▶ _WHAT THE TASK REQUIRES_:
Find the lines in these entries that include the word "section" and state how many there are, with no other words.

Dataset rows describing interfaces:
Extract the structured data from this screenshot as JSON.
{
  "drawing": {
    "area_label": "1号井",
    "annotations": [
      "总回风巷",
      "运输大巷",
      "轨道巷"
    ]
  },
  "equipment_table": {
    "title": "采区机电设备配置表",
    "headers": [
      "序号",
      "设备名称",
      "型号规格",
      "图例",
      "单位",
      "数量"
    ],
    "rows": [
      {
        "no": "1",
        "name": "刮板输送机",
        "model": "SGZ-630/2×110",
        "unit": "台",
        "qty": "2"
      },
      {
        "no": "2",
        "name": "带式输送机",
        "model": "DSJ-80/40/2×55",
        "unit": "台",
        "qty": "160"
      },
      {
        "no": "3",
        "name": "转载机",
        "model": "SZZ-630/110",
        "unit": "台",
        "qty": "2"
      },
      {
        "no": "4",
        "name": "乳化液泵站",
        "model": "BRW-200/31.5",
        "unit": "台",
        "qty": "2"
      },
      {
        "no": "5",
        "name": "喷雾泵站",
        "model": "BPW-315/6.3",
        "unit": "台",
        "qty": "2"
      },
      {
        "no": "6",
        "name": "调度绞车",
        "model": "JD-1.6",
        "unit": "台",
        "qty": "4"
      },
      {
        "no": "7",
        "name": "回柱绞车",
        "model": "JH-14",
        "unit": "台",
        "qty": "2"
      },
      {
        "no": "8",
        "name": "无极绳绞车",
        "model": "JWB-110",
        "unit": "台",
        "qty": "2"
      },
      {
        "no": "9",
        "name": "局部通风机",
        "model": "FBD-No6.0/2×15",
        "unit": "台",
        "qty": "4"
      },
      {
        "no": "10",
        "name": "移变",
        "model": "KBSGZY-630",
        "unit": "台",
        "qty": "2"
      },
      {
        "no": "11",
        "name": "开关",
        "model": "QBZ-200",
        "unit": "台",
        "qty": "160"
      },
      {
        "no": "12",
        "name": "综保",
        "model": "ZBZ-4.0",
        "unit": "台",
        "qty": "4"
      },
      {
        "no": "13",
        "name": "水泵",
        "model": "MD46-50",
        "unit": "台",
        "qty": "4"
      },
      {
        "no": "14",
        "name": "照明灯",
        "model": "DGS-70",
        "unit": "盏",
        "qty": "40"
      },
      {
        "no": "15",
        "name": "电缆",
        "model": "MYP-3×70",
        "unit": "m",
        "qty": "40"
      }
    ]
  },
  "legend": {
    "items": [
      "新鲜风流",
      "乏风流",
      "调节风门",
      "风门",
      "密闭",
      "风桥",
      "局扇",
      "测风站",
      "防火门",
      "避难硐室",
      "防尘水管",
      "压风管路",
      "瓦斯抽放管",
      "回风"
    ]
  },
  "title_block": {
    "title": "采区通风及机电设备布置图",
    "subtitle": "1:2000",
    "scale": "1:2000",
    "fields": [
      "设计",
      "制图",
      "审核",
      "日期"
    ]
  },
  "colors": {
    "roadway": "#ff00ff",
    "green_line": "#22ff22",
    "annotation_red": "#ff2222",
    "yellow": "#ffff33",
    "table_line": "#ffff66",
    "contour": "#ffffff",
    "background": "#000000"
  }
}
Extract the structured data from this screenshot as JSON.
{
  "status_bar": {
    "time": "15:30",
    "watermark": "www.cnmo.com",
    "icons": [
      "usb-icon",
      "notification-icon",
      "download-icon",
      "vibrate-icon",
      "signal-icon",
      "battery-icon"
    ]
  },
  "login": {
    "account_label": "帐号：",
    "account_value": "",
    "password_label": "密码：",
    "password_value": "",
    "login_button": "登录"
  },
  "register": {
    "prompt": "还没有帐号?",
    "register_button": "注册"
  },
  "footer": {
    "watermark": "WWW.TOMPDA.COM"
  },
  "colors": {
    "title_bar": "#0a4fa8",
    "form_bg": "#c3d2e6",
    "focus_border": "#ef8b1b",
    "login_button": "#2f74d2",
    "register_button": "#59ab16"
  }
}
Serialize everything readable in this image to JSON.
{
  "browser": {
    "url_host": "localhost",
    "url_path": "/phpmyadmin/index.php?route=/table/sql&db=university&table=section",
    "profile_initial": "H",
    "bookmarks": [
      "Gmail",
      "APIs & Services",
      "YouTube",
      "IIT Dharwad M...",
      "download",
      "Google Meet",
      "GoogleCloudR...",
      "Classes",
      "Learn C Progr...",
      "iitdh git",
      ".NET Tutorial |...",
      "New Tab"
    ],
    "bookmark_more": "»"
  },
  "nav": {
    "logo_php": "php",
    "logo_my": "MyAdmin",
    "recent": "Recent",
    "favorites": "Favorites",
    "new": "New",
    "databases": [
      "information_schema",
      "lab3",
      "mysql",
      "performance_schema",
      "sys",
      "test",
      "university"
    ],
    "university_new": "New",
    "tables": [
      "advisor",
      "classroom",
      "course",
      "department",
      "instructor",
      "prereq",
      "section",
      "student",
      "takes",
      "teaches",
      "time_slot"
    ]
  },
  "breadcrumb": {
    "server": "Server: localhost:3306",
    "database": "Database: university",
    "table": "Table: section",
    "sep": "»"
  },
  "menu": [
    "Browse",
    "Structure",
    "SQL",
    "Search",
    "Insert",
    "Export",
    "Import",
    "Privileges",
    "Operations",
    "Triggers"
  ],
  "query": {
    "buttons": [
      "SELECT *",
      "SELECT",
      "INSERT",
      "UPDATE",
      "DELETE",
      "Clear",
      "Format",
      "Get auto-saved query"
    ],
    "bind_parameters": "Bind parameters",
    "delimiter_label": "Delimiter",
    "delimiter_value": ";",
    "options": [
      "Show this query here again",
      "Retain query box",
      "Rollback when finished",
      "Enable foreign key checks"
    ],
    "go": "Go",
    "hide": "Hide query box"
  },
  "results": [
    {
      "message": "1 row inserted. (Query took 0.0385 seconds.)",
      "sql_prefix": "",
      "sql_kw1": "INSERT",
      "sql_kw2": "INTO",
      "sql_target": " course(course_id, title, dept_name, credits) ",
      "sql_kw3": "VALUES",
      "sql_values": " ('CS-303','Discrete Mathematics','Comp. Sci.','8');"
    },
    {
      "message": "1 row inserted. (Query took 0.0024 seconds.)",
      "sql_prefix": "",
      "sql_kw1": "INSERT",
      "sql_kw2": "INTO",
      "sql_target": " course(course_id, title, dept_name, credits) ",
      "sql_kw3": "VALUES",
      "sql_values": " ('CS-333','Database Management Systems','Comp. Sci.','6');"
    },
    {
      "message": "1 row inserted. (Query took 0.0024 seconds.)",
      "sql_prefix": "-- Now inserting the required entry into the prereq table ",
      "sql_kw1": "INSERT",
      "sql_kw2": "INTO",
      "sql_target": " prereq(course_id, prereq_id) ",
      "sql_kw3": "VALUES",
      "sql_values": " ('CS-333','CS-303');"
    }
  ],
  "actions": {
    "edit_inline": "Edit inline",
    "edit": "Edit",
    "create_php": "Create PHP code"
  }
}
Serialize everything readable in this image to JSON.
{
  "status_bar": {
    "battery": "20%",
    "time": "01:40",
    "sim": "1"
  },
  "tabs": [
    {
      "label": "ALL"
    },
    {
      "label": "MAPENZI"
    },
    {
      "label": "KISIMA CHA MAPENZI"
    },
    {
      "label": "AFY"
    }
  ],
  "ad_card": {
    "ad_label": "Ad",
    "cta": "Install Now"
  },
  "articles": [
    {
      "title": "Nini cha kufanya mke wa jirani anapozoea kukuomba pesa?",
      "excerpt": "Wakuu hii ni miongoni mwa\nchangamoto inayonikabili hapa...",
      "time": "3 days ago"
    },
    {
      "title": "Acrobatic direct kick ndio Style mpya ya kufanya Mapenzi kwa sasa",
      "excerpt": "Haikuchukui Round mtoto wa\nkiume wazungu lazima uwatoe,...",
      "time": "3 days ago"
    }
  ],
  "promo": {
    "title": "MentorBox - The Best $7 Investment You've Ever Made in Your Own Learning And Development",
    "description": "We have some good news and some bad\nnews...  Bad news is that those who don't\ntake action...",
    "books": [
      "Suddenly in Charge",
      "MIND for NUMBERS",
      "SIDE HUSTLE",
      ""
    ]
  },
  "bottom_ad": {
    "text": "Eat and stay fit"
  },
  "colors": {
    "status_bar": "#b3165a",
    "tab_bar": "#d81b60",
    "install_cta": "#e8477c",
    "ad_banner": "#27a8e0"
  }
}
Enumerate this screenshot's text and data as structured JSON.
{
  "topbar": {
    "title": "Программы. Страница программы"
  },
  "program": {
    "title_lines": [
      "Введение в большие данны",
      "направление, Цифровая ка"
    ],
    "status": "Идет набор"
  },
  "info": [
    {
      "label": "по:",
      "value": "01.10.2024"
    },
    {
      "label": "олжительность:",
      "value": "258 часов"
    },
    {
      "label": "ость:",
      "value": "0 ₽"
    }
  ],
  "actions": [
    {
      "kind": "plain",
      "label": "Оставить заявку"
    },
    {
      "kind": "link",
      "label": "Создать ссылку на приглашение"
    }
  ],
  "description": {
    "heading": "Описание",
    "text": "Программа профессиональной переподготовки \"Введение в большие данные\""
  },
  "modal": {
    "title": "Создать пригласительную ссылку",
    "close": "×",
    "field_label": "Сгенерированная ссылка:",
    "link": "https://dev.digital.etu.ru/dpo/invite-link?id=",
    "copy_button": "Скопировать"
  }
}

▶ _EXERCISE RESULT_:
3